The increasingly tense atmosphere between the U.S. and China creates uncertainty for solar companies on both sides. These clouds of regulatory doubt will likely continue to exert pressure on solar stocks, according to a research note from Deutsche Bank analyst Vishal Shah.
Trade group SEMI, which has officially maintained a neutral position on the trade case, urged U.S. and Chinese officials to avoid becoming entangled in a harmful trade war.
‘Now is the time to take an active position urging for the establishment of a global free trade agreement for renewable energy products,’ the group said in a statement. ‘This will not be an easy achievement, nor will it be accomplished anytime soon.’
SEMI recommended that the two governments use the World Trade Organization's Information Technology Agreement, signed in 1996 by 29 participating countries, as a model for a new free trade framework specific to PV modules and other renewable energy products.
The Coalition for Affordable Solar Energy, which opposes SolarWorld's trade complaint, counts several U.S.-based system integrators among its members. These companies and others have repeatedly expressed their concerns that raising prices on low-cost Chinese PV modules via tariff implementation will harm PV installation economics – thus slowing the deployment of solar energy.
Daniela Schreiber, executive vice president of market research firm Hoehner Research and Consulting USA, echoed those worries in a statement issued following the DOC's announcement.
‘The solar industry and Asian manufacturers, in particular, were able to continuously decrease prices for solar modules due to, amongst other [factors], economies of scale in previous years,’ Schreiber noted. ‘These countervailing duties will now increase the prices for solar modules and lead to reduced demand in an already tough market environment – e.g., in Europe.’

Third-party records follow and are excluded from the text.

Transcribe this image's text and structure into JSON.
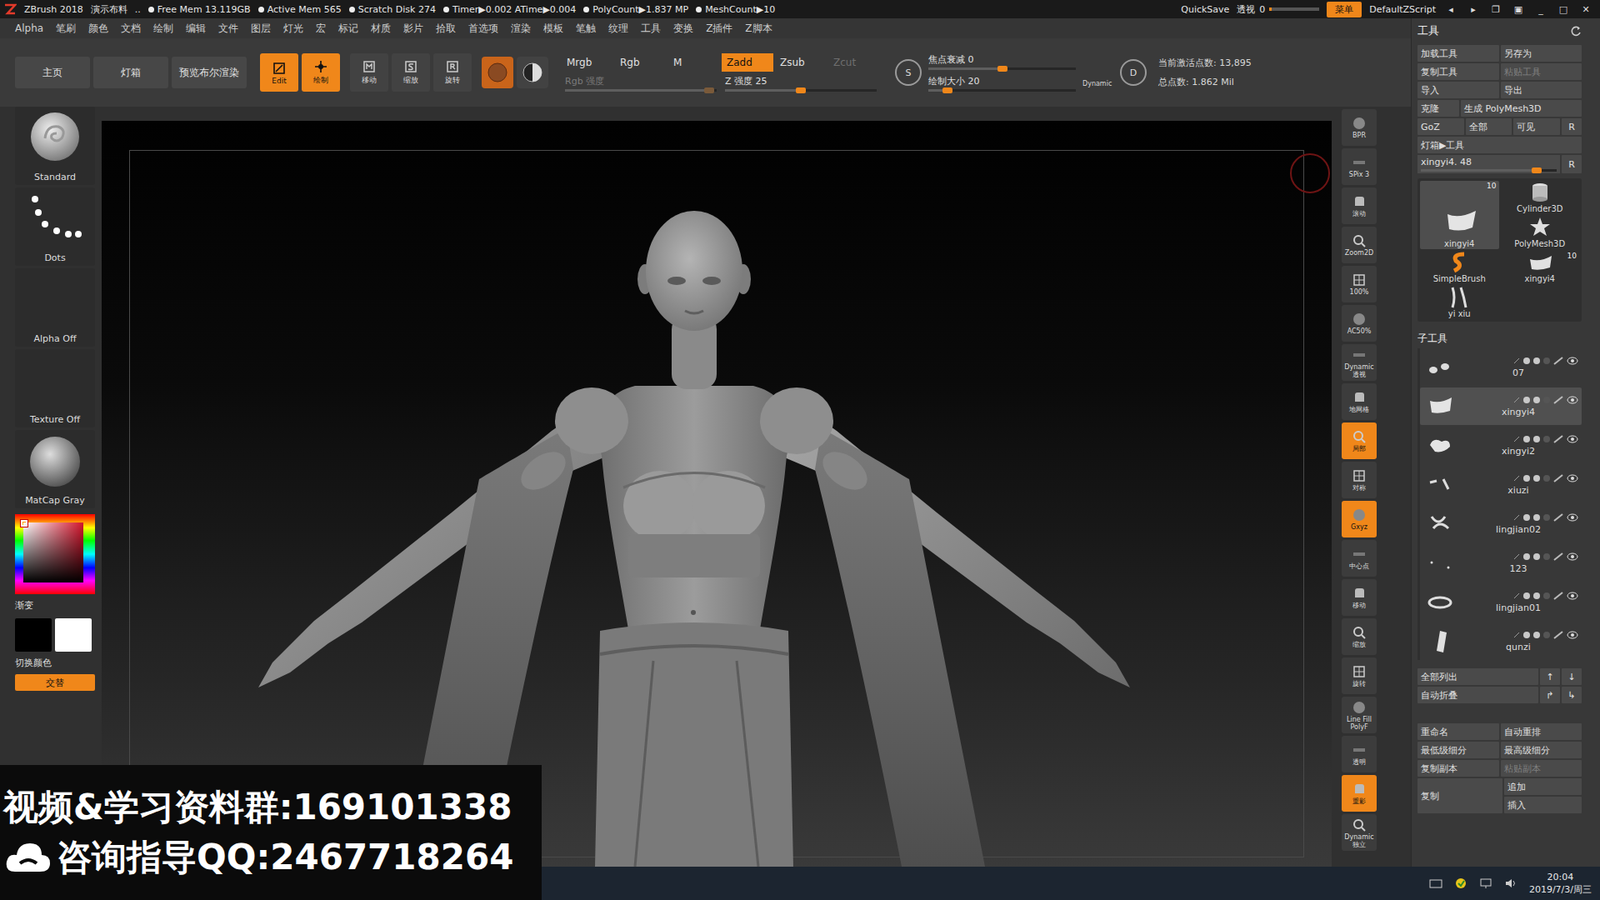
{
  "title_bar": {
    "app": "ZBrush 2018",
    "document": "演示布料",
    "ellipsis": "..",
    "stats": [
      "Free Mem 13.119GB",
      "Active Mem 565",
      "Scratch Disk 274",
      "Timer▶0.002 ATime▶0.004",
      "PolyCount▶1.837 MP",
      "MeshCount▶10"
    ],
    "quicksave": "QuickSave",
    "perspective": {
      "label": "透视",
      "value": "0",
      "level": 0.05
    },
    "menu_button": {
      "label": "菜单",
      "selected": true
    },
    "script": "DefaultZScript",
    "controls": [
      "◂",
      "▸",
      "❐",
      "▣",
      "_",
      "□",
      "✕"
    ]
  },
  "menu_bar": [
    "Alpha",
    "笔刷",
    "颜色",
    "文档",
    "绘制",
    "编辑",
    "文件",
    "图层",
    "灯光",
    "宏",
    "标记",
    "材质",
    "影片",
    "拾取",
    "首选项",
    "渲染",
    "模板",
    "笔触",
    "纹理",
    "工具",
    "变换",
    "Z插件",
    "Z脚本"
  ],
  "top_shelf": {
    "nav": [
      "主页",
      "灯箱",
      "预览布尔渲染"
    ],
    "modes": [
      {
        "label": "Edit",
        "selected": true
      },
      {
        "label": "绘制",
        "selected": true
      },
      {
        "label": "移动",
        "selected": false
      },
      {
        "label": "缩放",
        "selected": false
      },
      {
        "label": "旋转",
        "selected": false
      }
    ],
    "material_buttons": [
      {
        "selected": true
      },
      {
        "selected": false
      }
    ],
    "channels": [
      {
        "label": "Mrgb",
        "selected": false,
        "disabled": false
      },
      {
        "label": "Rgb",
        "selected": false,
        "disabled": false
      },
      {
        "label": "M",
        "selected": false,
        "disabled": false
      }
    ],
    "rgb_intensity": {
      "label": "Rgb 强度",
      "level": 0.95,
      "disabled": true
    },
    "sculpt_modes": [
      {
        "label": "Zadd",
        "selected": true,
        "disabled": false
      },
      {
        "label": "Zsub",
        "selected": false,
        "disabled": false
      },
      {
        "label": "Zcut",
        "selected": false,
        "disabled": true
      }
    ],
    "z_intensity": {
      "label": "Z 强度 25",
      "level": 0.5,
      "disabled": false
    },
    "focal_icon": "S",
    "focal_shift": {
      "label": "焦点衰减 0",
      "level": 0.5,
      "disabled": false
    },
    "draw_size": {
      "label": "绘制大小 20",
      "level": 0.13,
      "disabled": false
    },
    "dynamic": "Dynamic",
    "draw_icon": "D",
    "active_points": "当前激活点数: 13,895",
    "total_points": "总点数: 1.862 Mil"
  },
  "left_shelf": {
    "brush": "Standard",
    "stroke": "Dots",
    "alpha": "Alpha Off",
    "texture": "Texture Off",
    "material": "MatCap Gray",
    "hue_color": "#d4142c",
    "gradient": "渐变",
    "main_color": "#000000",
    "secondary_color": "#ffffff",
    "switch_color": "切换颜色",
    "alternate": {
      "label": "交替",
      "selected": true
    }
  },
  "canvas_tools": [
    {
      "label": "BPR",
      "selected": false
    },
    {
      "label": "SPix 3",
      "selected": false
    },
    {
      "label": "滚动",
      "selected": false
    },
    {
      "label": "Zoom2D",
      "selected": false
    },
    {
      "label": "100%",
      "selected": false
    },
    {
      "label": "AC50%",
      "selected": false
    },
    {
      "label": "Dynamic 透视",
      "selected": false
    },
    {
      "label": "地网格",
      "selected": false
    },
    {
      "label": "局部",
      "selected": true
    },
    {
      "label": "对称",
      "selected": false
    },
    {
      "label": "Gxyz",
      "selected": true
    },
    {
      "label": "中心点",
      "selected": false
    },
    {
      "label": "移动",
      "selected": false
    },
    {
      "label": "缩放",
      "selected": false
    },
    {
      "label": "旋转",
      "selected": false
    },
    {
      "label": "Line Fill PolyF",
      "selected": false
    },
    {
      "label": "透明",
      "selected": false
    },
    {
      "label": "重影",
      "selected": true
    },
    {
      "label": "Dynamic 独立",
      "selected": false
    }
  ],
  "tool_palette": {
    "title": "工具",
    "button_rows": [
      [
        {
          "label": "加载工具",
          "disabled": false
        },
        {
          "label": "另存为",
          "disabled": false
        }
      ],
      [
        {
          "label": "复制工具",
          "disabled": false
        },
        {
          "label": "粘贴工具",
          "disabled": true
        }
      ],
      [
        {
          "label": "导入",
          "disabled": false
        },
        {
          "label": "导出",
          "disabled": false
        }
      ],
      [
        {
          "label": "克隆",
          "disabled": false
        },
        {
          "label": "生成 PolyMesh3D",
          "disabled": false
        }
      ],
      [
        {
          "label": "GoZ",
          "disabled": false
        },
        {
          "label": "全部",
          "disabled": false
        },
        {
          "label": "可见",
          "disabled": false
        },
        {
          "label": "R",
          "disabled": false
        }
      ],
      [
        {
          "label": "灯箱▶工具",
          "disabled": false
        }
      ]
    ],
    "tool_slider": {
      "label": "xingyi4. 48",
      "level": 0.85,
      "disabled": false
    },
    "tool_slider_reset": "R",
    "tools": [
      {
        "label": "xingyi4",
        "badge": "10",
        "selected": true
      },
      {
        "label": "Cylinder3D",
        "selected": false
      },
      {
        "label": "PolyMesh3D",
        "selected": false
      },
      {
        "label": "SimpleBrush",
        "selected": false
      },
      {
        "label": "xingyi4",
        "badge": "10",
        "selected": false
      },
      {
        "label": "yi xiu",
        "selected": false
      }
    ],
    "subtool_title": "子工具",
    "subtools": [
      {
        "name": "07",
        "selected": false,
        "visible": true
      },
      {
        "name": "xingyi4",
        "selected": true,
        "visible": true
      },
      {
        "name": "xingyi2",
        "selected": false,
        "visible": true
      },
      {
        "name": "xiuzi",
        "selected": false,
        "visible": true
      },
      {
        "name": "lingjian02",
        "selected": false,
        "visible": true
      },
      {
        "name": "123",
        "selected": false,
        "visible": true
      },
      {
        "name": "lingjian01",
        "selected": false,
        "visible": true
      },
      {
        "name": "qunzi",
        "selected": false,
        "visible": true
      }
    ],
    "list_rows": [
      [
        {
          "label": "全部列出",
          "disabled": false
        },
        {
          "label": "↑",
          "disabled": false
        },
        {
          "label": "↓",
          "disabled": false
        }
      ],
      [
        {
          "label": "自动折叠",
          "disabled": false
        },
        {
          "label": "↱",
          "disabled": false
        },
        {
          "label": "↳",
          "disabled": false
        }
      ]
    ],
    "action_rows": [
      [
        {
          "label": "重命名",
          "disabled": false
        },
        {
          "label": "自动重排",
          "disabled": false
        }
      ],
      [
        {
          "label": "最低级细分",
          "disabled": false
        },
        {
          "label": "最高级细分",
          "disabled": false
        }
      ],
      [
        {
          "label": "复制副本",
          "disabled": false
        },
        {
          "label": "粘贴副本",
          "disabled": true
        }
      ]
    ],
    "copy": "复制",
    "append": "追加",
    "insert": "插入"
  },
  "watermark": {
    "line1": "视频&学习资料群:169101338",
    "line2": "咨询指导QQ:2467718264"
  },
  "taskbar": {
    "time": "20:04",
    "date": "2019/7/3/周三"
  }
}
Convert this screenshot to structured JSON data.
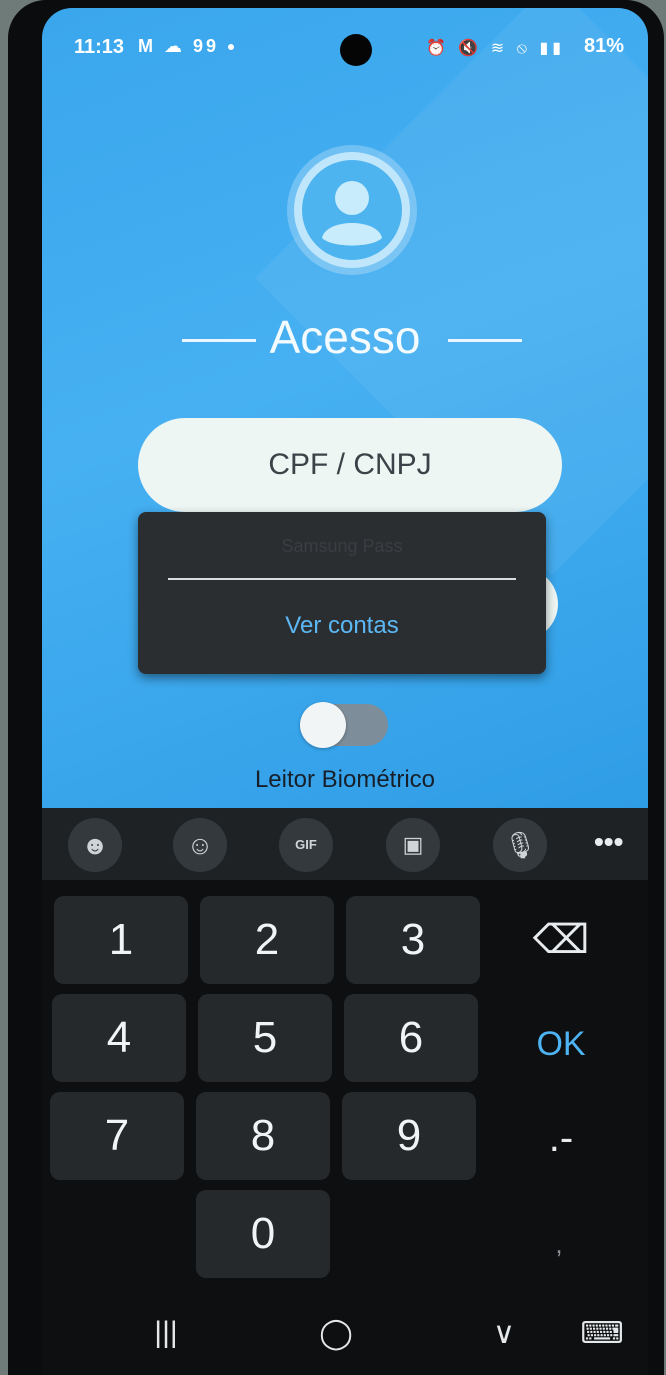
{
  "status_bar": {
    "time": "11:13",
    "left_icons": "M ☁ 99",
    "right_icons": "⏰ 🔇 ≋ ⦸ ▮▮",
    "battery": "81%"
  },
  "login": {
    "title": "Acesso",
    "document_field_placeholder": "CPF / CNPJ",
    "biometric_label": "Leitor Biométrico",
    "biometric_enabled": false
  },
  "autofill_popup": {
    "hint": "Samsung Pass",
    "action": "Ver contas"
  },
  "keyboard_toolbar": {
    "items": [
      "emoji-icon",
      "sticker-icon",
      "gif-icon",
      "clipboard-icon",
      "microphone-icon"
    ],
    "more": "•••"
  },
  "keypad": {
    "digits": [
      "1",
      "2",
      "3",
      "4",
      "5",
      "6",
      "7",
      "8",
      "9",
      "0"
    ],
    "ok_label": "OK",
    "punct_label": ".-",
    "comma_label": ","
  },
  "nav_bar": {
    "recents": "|||",
    "home": "◯",
    "back": "∨",
    "keyboard": "⌨"
  },
  "colors": {
    "app_background": "#3aa6ec",
    "accent": "#4db3f3"
  }
}
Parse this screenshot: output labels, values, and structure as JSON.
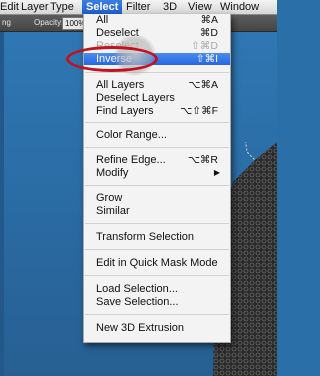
{
  "menubar": {
    "items": [
      "Edit",
      "Layer",
      "Type",
      "Select",
      "Filter",
      "3D",
      "View",
      "Window"
    ]
  },
  "options_bar": {
    "left_label": "ng",
    "opacity_label": "Opacity:",
    "opacity_value": "100%"
  },
  "select_menu": {
    "items": [
      {
        "label": "All",
        "shortcut": "⌘A"
      },
      {
        "label": "Deselect",
        "shortcut": "⌘D"
      },
      {
        "label": "Reselect",
        "shortcut": "⇧⌘D",
        "disabled": true
      },
      {
        "label": "Inverse",
        "shortcut": "⇧⌘I",
        "highlighted": true
      },
      {
        "label": "All Layers",
        "shortcut": "⌥⌘A"
      },
      {
        "label": "Deselect Layers",
        "shortcut": ""
      },
      {
        "label": "Find Layers",
        "shortcut": "⌥⇧⌘F"
      },
      {
        "label": "Color Range...",
        "shortcut": ""
      },
      {
        "label": "Refine Edge...",
        "shortcut": "⌥⌘R"
      },
      {
        "label": "Modify",
        "shortcut": "",
        "submenu": true
      },
      {
        "label": "Grow",
        "shortcut": ""
      },
      {
        "label": "Similar",
        "shortcut": ""
      },
      {
        "label": "Transform Selection",
        "shortcut": ""
      },
      {
        "label": "Edit in Quick Mask Mode",
        "shortcut": ""
      },
      {
        "label": "Load Selection...",
        "shortcut": ""
      },
      {
        "label": "Save Selection...",
        "shortcut": ""
      },
      {
        "label": "New 3D Extrusion",
        "shortcut": ""
      }
    ]
  },
  "colors": {
    "canvas_bg": "#2b6fa8",
    "menu_highlight": "#2667e0",
    "annotation_ring": "#c2121d"
  },
  "icons": {
    "submenu": "chevron-right-icon"
  }
}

In their research note, Akin Gump's attorneys agreed, predicting that the tariffs will likely ‘increase the levelized cost of energy’ for PV modules sold in the U.S.
‘Consequently, the preliminary tariffs will be seen as positive developments for solar equipment manufacturers that do not use Chinese-sourced cells – be they domestic crystalline PV, thin-film PV or solar thermal vendors,’ they wrote. ‘On the other hand, the tariffs will be seen as a blow to developers seeking the lowest-cost margins for their projects.’
Non-Chinese suppliers, including Hyundai and LG, are expected to support near-term module demand in the U.S., but the products will be slightly more expensive than their Chinese counterparts, according to Deutsche Bank's Shah.Â
Noting that the majority of modules used in U.S. solar projects currently come from China, SEMI foresees severe consequences resulting from the new tariffs – including stalled utility-scale projects and less overall adoption of solar power.
Still to come
Despite the attention that last week's DOC announcement received, it is worth reiterating that this decision represents only a preliminary ruling.
The department is currently investigating a range of issues that could dramatically affect the scope of its final ruling, Shah pointed out. Objects of investigation include glass subsidies, income tax deductions for research and development activities, discounted land allegedly given to Suntech, and the creditworthiness of Trina Solar and Suntech when they received financing from the Chinese government.
Moreover, as Akin Gump notes in its client alert, tariffs may be imposed only if the U.S. ITC concludes after its concurrent investigation that Chinese manufacturers have caused significant injury to U.S. companies.
Responses to detailed questionnaires that will be distributed soon to buyers of both U.S. and Chinese PV cells are expected to factor heavily into the ITC's decision and, ultimately, the entire trade case.
Photo credit: Suntech Power Holdings Co. Ltd.